  58. Finally Some Testing ► No need to use IoC any more (and you should not) MockTools tools = new MockTools(); Climber climber = new Climber(tools); climber.Climb(); Assert.IsTrue(tools.Placed);
  59. Finally some Testing Demo: Testing 12
  60. P&P Unity
  61. Unity ► Microsoft IoC container ► Configured via code ► Configured through XML myContainer .RegisterType<IClimbingTools, QuickDraws>(); <unity> <typeAliases> <typeAlias alias="IClimbingTools” type="ClimbDemoIoCUnity.IClimbingTools, ClimbDemoIoCUnity" /> <typeAlias alias="QuickDraws” type="ClimbDemoIoCUnity.Tools.QuickDraws, ClimbDemoIoCUnity" /> </typeAliases> <containers> <container> <types> <type type="IClimbingTools" mapTo="IceScrews" /> </types> </container> </containers> </unity>
  62. Unity Demo: Unity 13
  63. Bonus section: Funq
  64. Funq ► By Daniel Cazzulino (of Moq fame) ► The fastest IoC available ► Doesn’t use reflection ► Always write factory method container.Register<IClimbingTools>( c => new QuickDraws()); container.Register( c => new Climber( c.Resolve<IClimbingTools>()));
  65. Bonus section: Func Demo: Funq 14
  66. IoC inside other hosts
  67. IoC in other hosts ► IoC shines when activation is already delegated to factories – ASP.NET MVC – WCF ► Requires changes in the default “object factory” – ControllerFactory – ServiceHostFactory
  68. IoC in other hosts Demo: ASP.NET MVC 15
  69. Conclusions
  70. Call for Actions ► Think about a project you worked on ► Think about any maintainabily/change issue you had: – Most likely they would have been solved with DI/IoC ► Think how DI/IoC could have helped
  71. Main takeaways ► DI/IoC helps building service oriented applications ► DI/IoC helps managing dependencies ► DI/IoC helps bulding highly cohese, loose coupled code while maintaling encapsulation
  72. References ► Uncle Bob’s Principle Of Object Oriented Development: od ► OO Design Principles: ► Complete SOLID slides and demo (Derick Bailey): ► Ninject: - v2 - v2.2 beta ► p&p Unity: - v2 (part of EntLib5) ► Funq:
  73. Contacts – Simone Chiaretta ► MSN: ► Blog: – English: – Italian: ► Twitter: @simonech 72
  74. Questions? Disclaimer:"The views expressed are purely those of the speaker and may not in any circumstances be regarded as stating an official position of the Council"
  75. Rating If you liked this talk, please consider rating it: way-to-good-coding 74 Disclaimer:"The views expressed are purely those of the speaker and may not in any circumstances be regarded as stating an official position of the Council"

Notes de l'éditeur

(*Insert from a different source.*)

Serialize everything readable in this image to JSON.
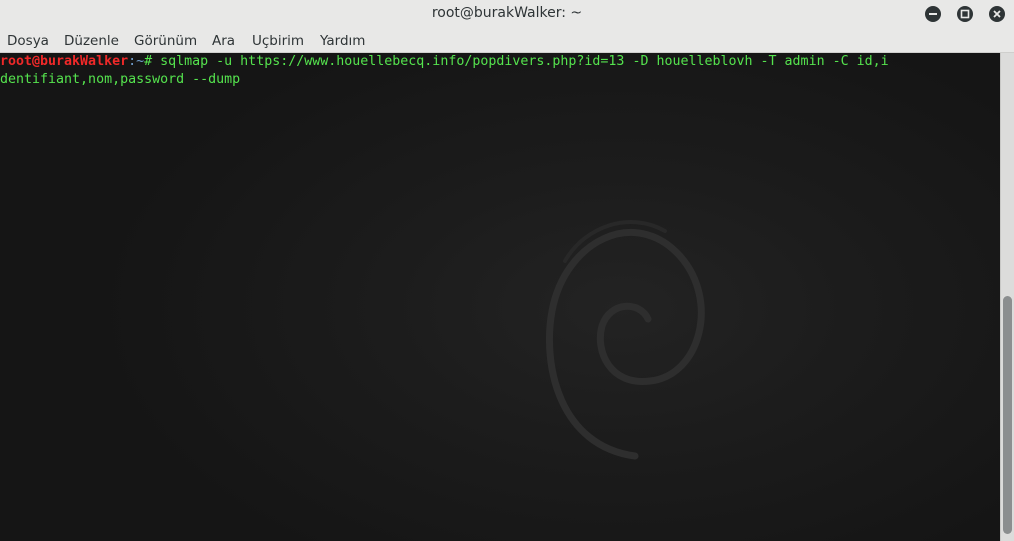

  1. Cohesion: “A measure of how strongly-related and focused the various responsibilities of a software module are” - Wikipedia Coupling: “The degree to which each program module relies on each one of the other modules” – Wikipedia Encapsulation: “The hiding of design decisions in a computer program that are most likely to change” - Wikipedia

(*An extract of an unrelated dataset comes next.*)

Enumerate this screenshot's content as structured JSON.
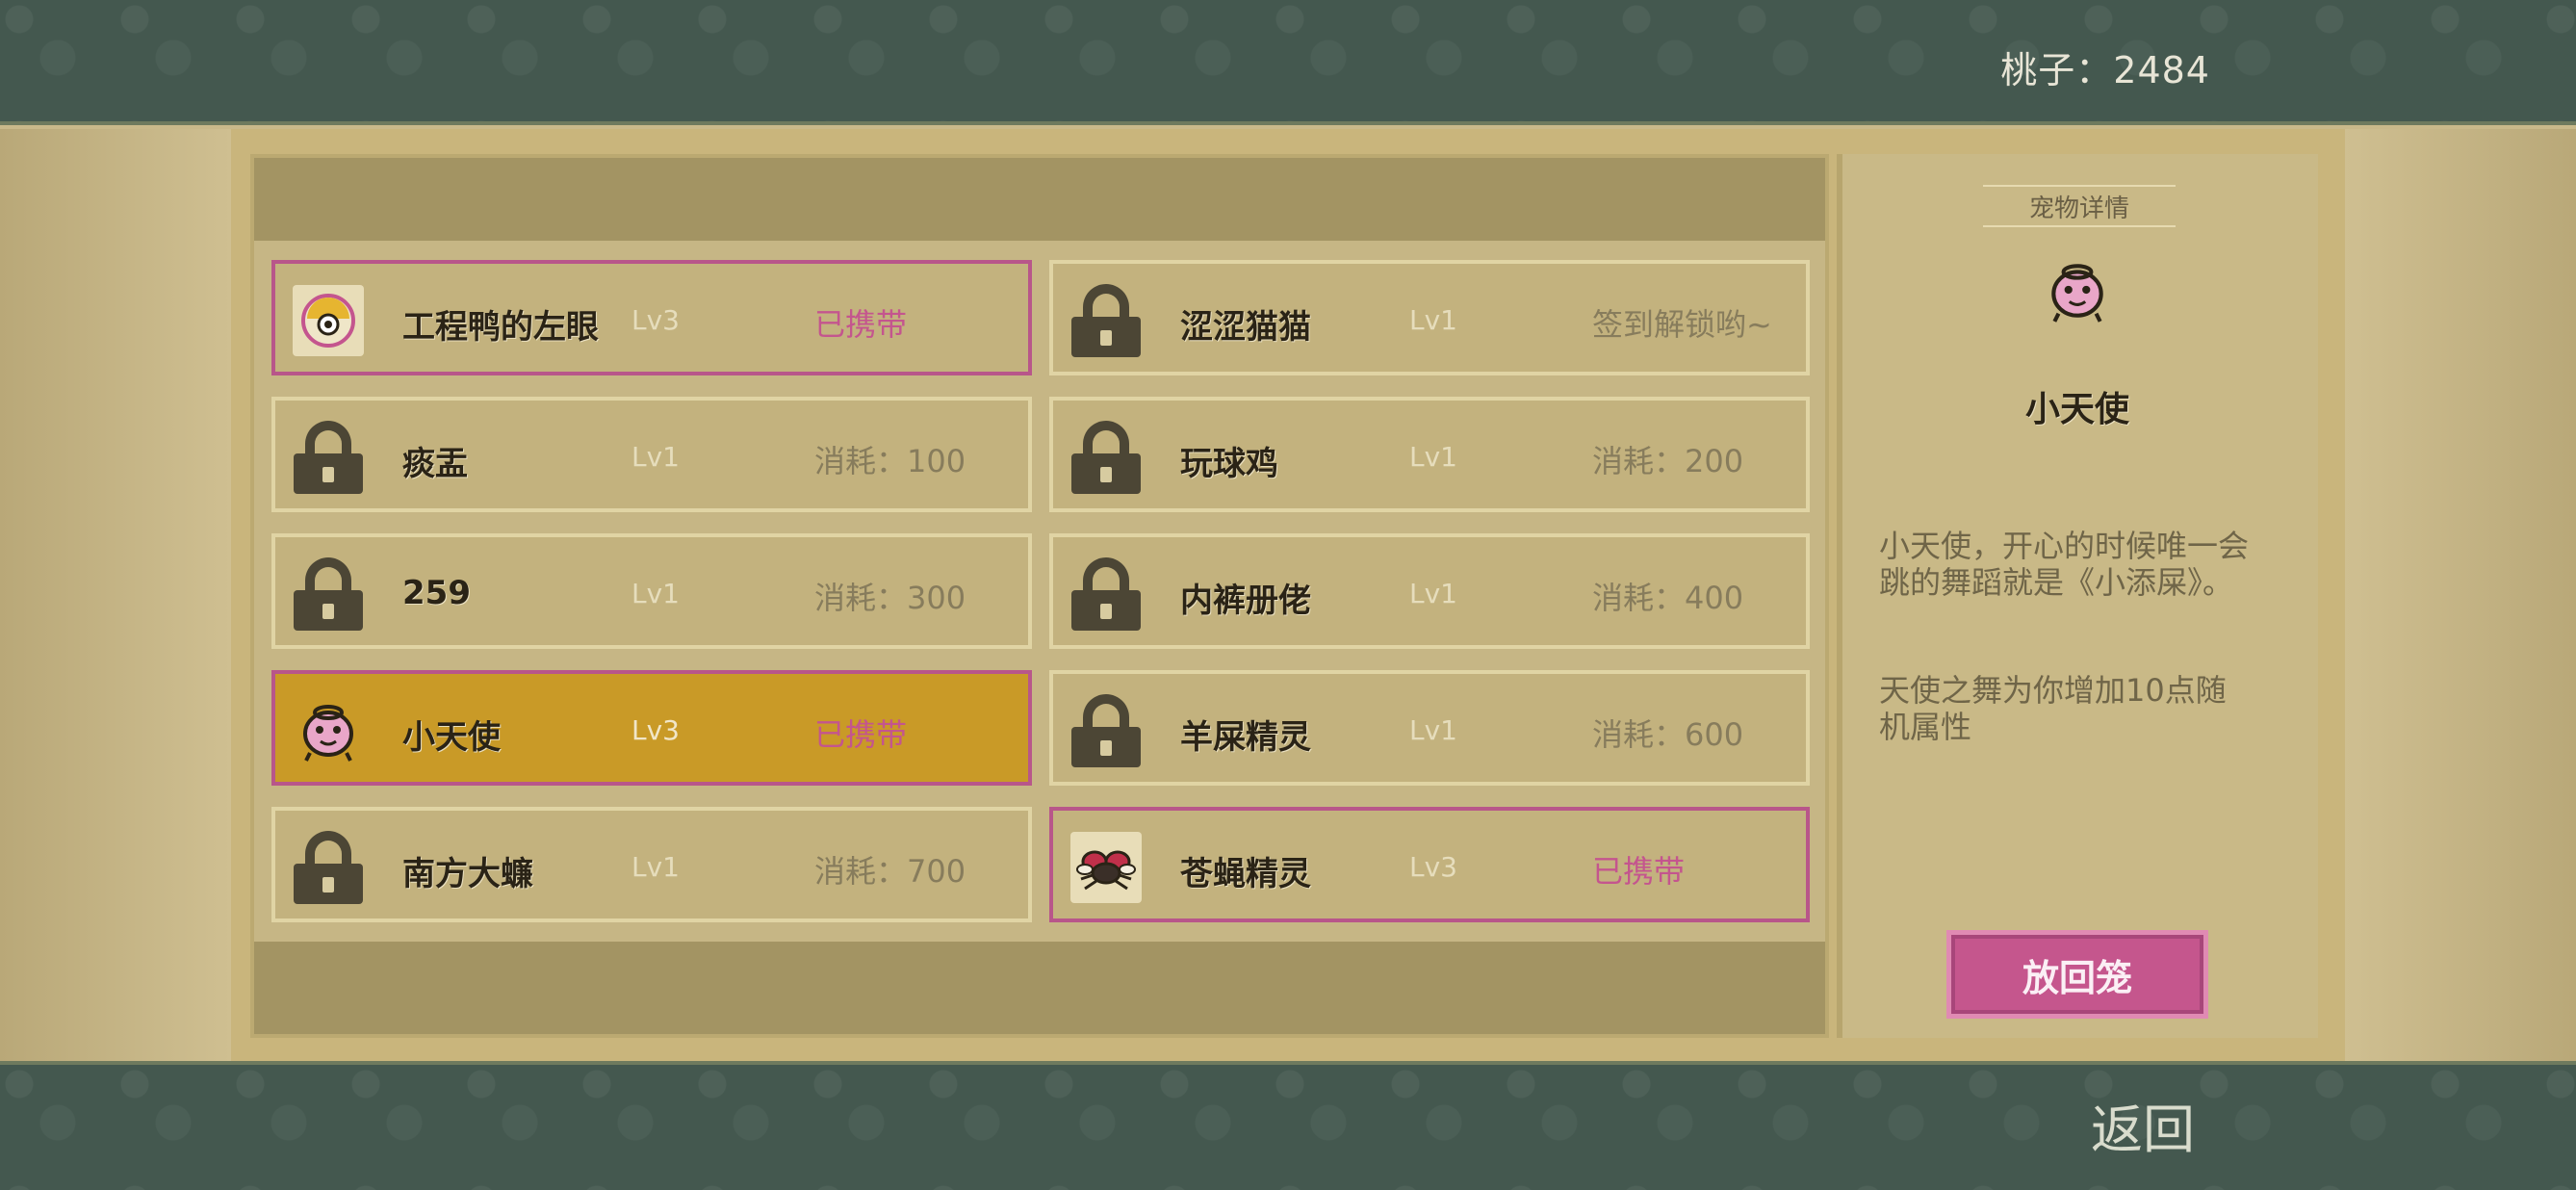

  2. Jenga game = tower where if you remove one piece, all the tower can collapse
  3. Example might be an email sending application that sends email taking the text from an external file: If you read the text and send the email from the same class you are breaking the SRP principle. It would be better to separate the reading part from the sending one.
  4. It’s all about behaviours and pre/post conditions: A derived type can only weaken pre-conditions A derived type can only streghten post-conditions

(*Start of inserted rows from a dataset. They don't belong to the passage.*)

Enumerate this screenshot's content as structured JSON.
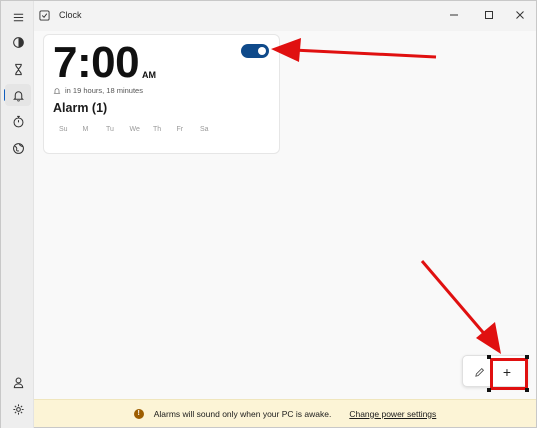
{
  "app": {
    "title": "Clock"
  },
  "nav": {
    "items": [
      {
        "name": "focus-sessions",
        "icon": "focus-icon"
      },
      {
        "name": "timer",
        "icon": "hourglass-icon"
      },
      {
        "name": "alarm",
        "icon": "bell-icon",
        "active": true
      },
      {
        "name": "stopwatch",
        "icon": "stopwatch-icon"
      },
      {
        "name": "world-clock",
        "icon": "globe-icon"
      }
    ],
    "bottom": [
      {
        "name": "account",
        "icon": "person-icon"
      },
      {
        "name": "settings",
        "icon": "gear-icon"
      }
    ]
  },
  "alarm": {
    "time": "7:00",
    "ampm": "AM",
    "enabled": true,
    "remaining": "in 19 hours, 18 minutes",
    "name": "Alarm (1)",
    "days": [
      "Su",
      "M",
      "Tu",
      "We",
      "Th",
      "Fr",
      "Sa"
    ]
  },
  "toolbar": {
    "edit_icon": "pencil-icon",
    "add_label": "+"
  },
  "info": {
    "message": "Alarms will sound only when your PC is awake.",
    "link": "Change power settings"
  },
  "colors": {
    "accent": "#0f4a8a",
    "annotation": "#e01010",
    "info_bg": "#fcf4d6",
    "info_icon": "#9d5d00"
  }
}
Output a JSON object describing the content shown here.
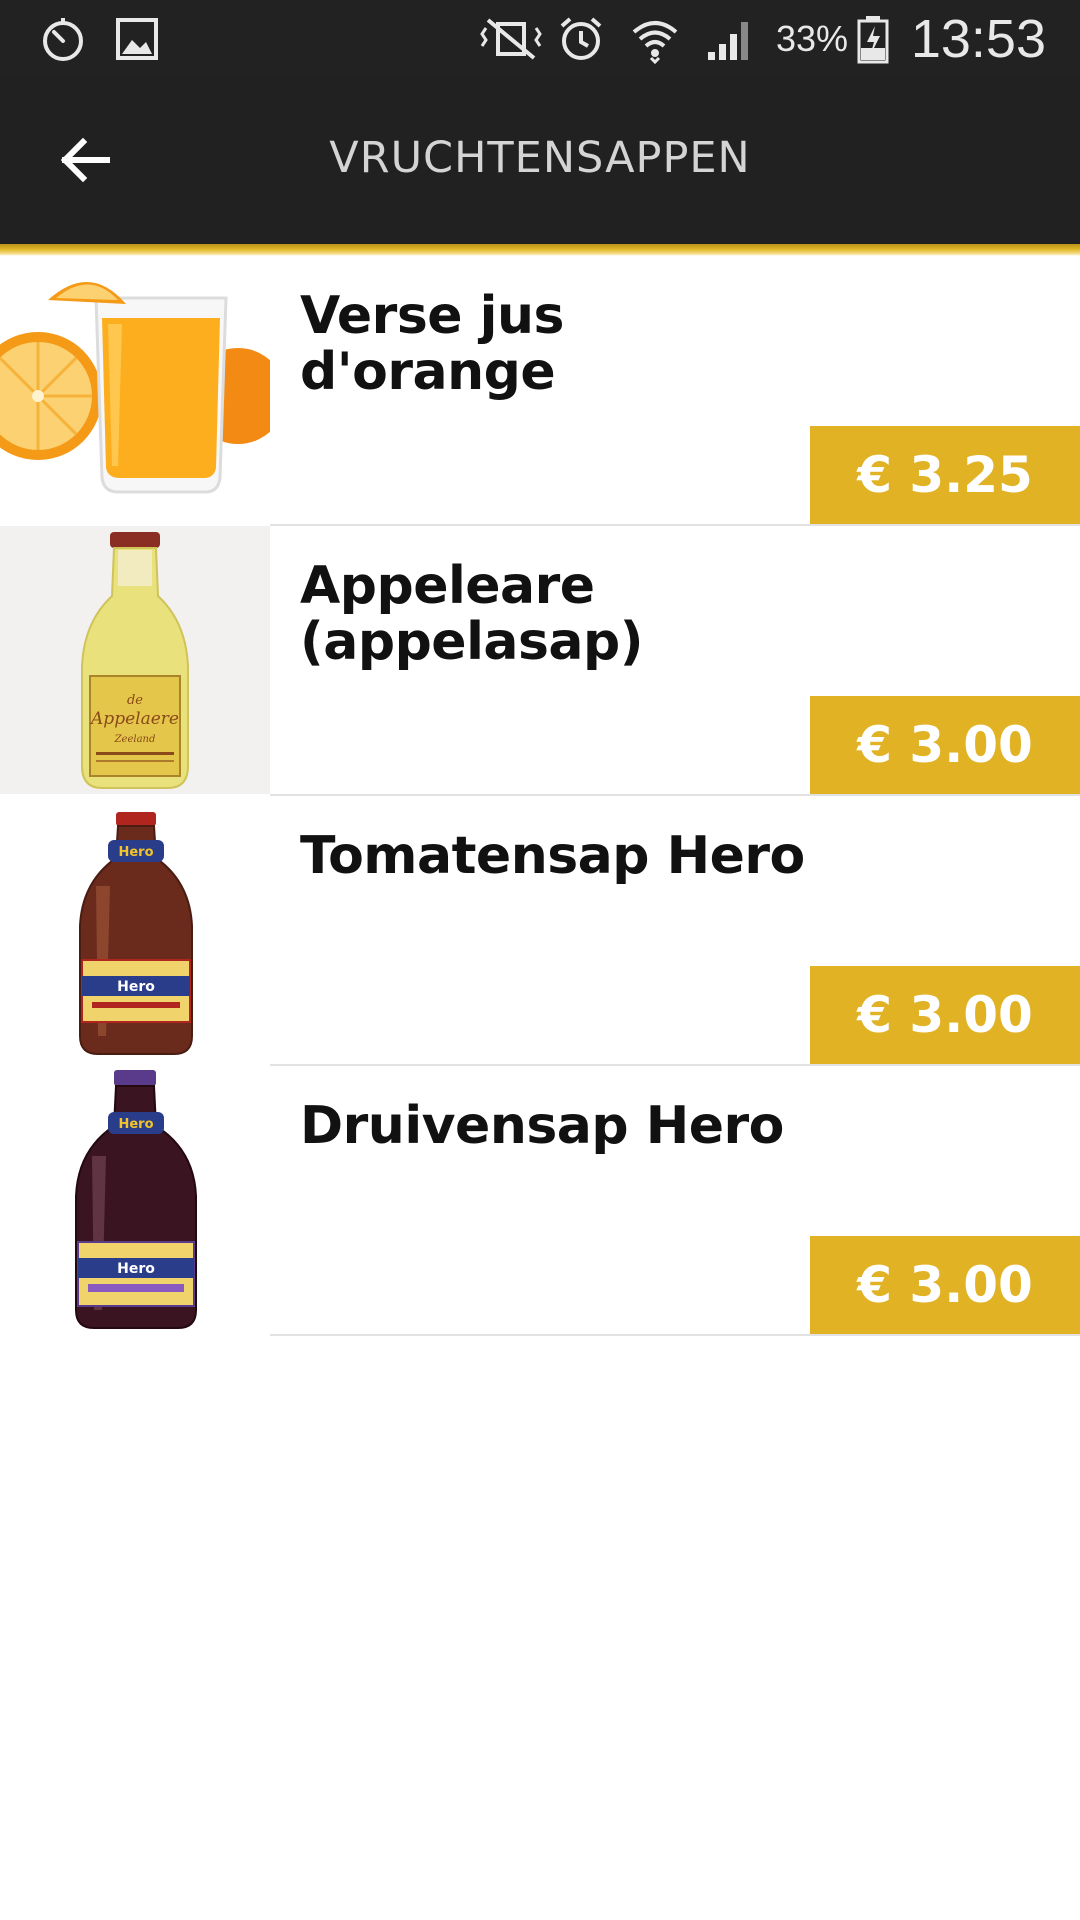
{
  "status_bar": {
    "icons": [
      "timer-icon",
      "image-icon",
      "vibrate-icon",
      "alarm-icon",
      "wifi-icon",
      "signal-icon",
      "battery-icon"
    ],
    "battery_percent": "33%",
    "time": "13:53"
  },
  "app_bar": {
    "back_icon": "arrow-left-icon",
    "title": "VRUCHTENSAPPEN"
  },
  "colors": {
    "app_bar": "#212121",
    "accent_gold": "#e0b224",
    "divider": "#e2e2e2",
    "text": "#111111"
  },
  "products": [
    {
      "name": "Verse jus d'orange",
      "price": "€ 3.25",
      "image": "orange-juice-glass"
    },
    {
      "name": "Appeleare (appelasap)",
      "price": "€ 3.00",
      "image": "apple-juice-bottle"
    },
    {
      "name": "Tomatensap Hero",
      "price": "€ 3.00",
      "image": "tomato-juice-bottle"
    },
    {
      "name": "Druivensap Hero",
      "price": "€ 3.00",
      "image": "grape-juice-bottle"
    }
  ]
}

  5. Imagine you want to put templates in a database: you cannot just write a “file” reader that uses a database as it will need a connection string, and the user should do different things based on the type of the reader, thus making the substitution not transparent.
  6. Here it would have been better to completely separate the two things, and have a database reader and a file reader.
  7. After adding the Database reader, we now have the email sending service that can both read file and databases, and obviously sending emails. So it’s better to split these responsibilities in different interfaces.
  8. Finally, instead of having the single object create their own dependencies, it is the top-most client that configures the system for what it needs.